* _EXERCISE OBJECTIVE_
From the entries provided below, copy each line that contains the word "Layer".

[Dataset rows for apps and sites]
──────────

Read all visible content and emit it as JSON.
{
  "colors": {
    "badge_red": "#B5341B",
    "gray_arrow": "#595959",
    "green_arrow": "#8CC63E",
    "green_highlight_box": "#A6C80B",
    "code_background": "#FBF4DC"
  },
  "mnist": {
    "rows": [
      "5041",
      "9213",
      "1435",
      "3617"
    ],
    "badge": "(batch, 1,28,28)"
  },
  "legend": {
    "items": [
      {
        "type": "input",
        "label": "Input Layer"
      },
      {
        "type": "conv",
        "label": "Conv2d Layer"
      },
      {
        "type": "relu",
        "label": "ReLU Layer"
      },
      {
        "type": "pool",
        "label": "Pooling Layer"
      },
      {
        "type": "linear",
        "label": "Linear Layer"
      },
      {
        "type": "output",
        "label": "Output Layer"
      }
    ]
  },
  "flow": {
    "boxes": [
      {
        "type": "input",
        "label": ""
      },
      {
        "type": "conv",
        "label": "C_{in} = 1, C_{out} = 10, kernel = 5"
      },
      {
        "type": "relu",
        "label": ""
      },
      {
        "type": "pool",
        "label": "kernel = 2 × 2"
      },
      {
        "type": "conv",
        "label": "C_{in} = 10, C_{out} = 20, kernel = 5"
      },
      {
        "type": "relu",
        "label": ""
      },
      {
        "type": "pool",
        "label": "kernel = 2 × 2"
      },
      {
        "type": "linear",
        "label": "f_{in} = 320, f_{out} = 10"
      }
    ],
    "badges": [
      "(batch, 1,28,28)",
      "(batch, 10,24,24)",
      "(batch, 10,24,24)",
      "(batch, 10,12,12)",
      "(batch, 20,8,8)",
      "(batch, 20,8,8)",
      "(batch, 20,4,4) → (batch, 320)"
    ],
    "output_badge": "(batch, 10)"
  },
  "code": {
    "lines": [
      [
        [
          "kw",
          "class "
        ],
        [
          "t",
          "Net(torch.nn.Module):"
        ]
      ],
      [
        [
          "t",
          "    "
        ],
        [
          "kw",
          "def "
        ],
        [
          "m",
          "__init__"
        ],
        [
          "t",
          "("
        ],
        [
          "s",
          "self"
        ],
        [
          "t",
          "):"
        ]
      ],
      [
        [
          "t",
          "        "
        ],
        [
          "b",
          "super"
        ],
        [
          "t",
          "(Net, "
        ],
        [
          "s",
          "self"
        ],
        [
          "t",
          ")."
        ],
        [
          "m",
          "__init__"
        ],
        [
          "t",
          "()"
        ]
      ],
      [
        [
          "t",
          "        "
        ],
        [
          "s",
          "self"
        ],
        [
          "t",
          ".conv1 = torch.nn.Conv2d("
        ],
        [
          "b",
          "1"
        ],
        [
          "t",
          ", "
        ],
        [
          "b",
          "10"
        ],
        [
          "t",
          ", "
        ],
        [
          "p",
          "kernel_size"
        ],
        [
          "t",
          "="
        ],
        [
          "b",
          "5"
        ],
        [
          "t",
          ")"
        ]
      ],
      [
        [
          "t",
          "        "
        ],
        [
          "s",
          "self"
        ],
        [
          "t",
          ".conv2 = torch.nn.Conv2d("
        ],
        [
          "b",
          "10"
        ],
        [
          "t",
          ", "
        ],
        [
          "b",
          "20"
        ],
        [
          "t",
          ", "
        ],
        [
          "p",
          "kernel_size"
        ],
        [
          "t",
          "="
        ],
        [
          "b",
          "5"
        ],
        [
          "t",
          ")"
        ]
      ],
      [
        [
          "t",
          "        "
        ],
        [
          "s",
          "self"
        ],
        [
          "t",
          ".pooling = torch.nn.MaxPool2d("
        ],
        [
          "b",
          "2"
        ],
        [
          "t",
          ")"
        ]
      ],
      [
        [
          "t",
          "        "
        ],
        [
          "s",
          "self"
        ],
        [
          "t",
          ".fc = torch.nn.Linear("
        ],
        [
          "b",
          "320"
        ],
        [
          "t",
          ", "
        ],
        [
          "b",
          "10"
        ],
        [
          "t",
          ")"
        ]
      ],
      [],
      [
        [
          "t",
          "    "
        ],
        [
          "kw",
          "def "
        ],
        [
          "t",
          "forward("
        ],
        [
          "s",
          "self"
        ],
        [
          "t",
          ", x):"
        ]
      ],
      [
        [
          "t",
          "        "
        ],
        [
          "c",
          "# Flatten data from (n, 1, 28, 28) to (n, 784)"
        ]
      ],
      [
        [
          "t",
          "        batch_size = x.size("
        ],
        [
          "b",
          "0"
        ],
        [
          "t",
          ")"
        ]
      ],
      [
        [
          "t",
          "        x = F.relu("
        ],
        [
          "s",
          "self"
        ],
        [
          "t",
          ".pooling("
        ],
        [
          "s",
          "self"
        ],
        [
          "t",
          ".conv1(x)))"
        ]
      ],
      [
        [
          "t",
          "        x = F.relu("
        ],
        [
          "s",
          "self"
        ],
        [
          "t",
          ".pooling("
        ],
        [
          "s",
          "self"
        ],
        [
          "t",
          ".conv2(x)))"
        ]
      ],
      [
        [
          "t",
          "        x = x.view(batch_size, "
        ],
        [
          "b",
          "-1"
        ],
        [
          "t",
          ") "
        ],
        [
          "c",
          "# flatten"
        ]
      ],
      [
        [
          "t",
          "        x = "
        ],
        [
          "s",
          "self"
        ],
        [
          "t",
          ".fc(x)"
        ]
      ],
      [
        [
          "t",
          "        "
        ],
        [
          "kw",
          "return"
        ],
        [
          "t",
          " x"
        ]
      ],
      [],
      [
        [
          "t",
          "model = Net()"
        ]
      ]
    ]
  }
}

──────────

* _REPLY_
        "label": "Input Layer"
        "label": "Conv2d Layer"
        "label": "ReLU Layer"
        "label": "Pooling Layer"
        "label": "Linear Layer"
        "label": "Output Layer"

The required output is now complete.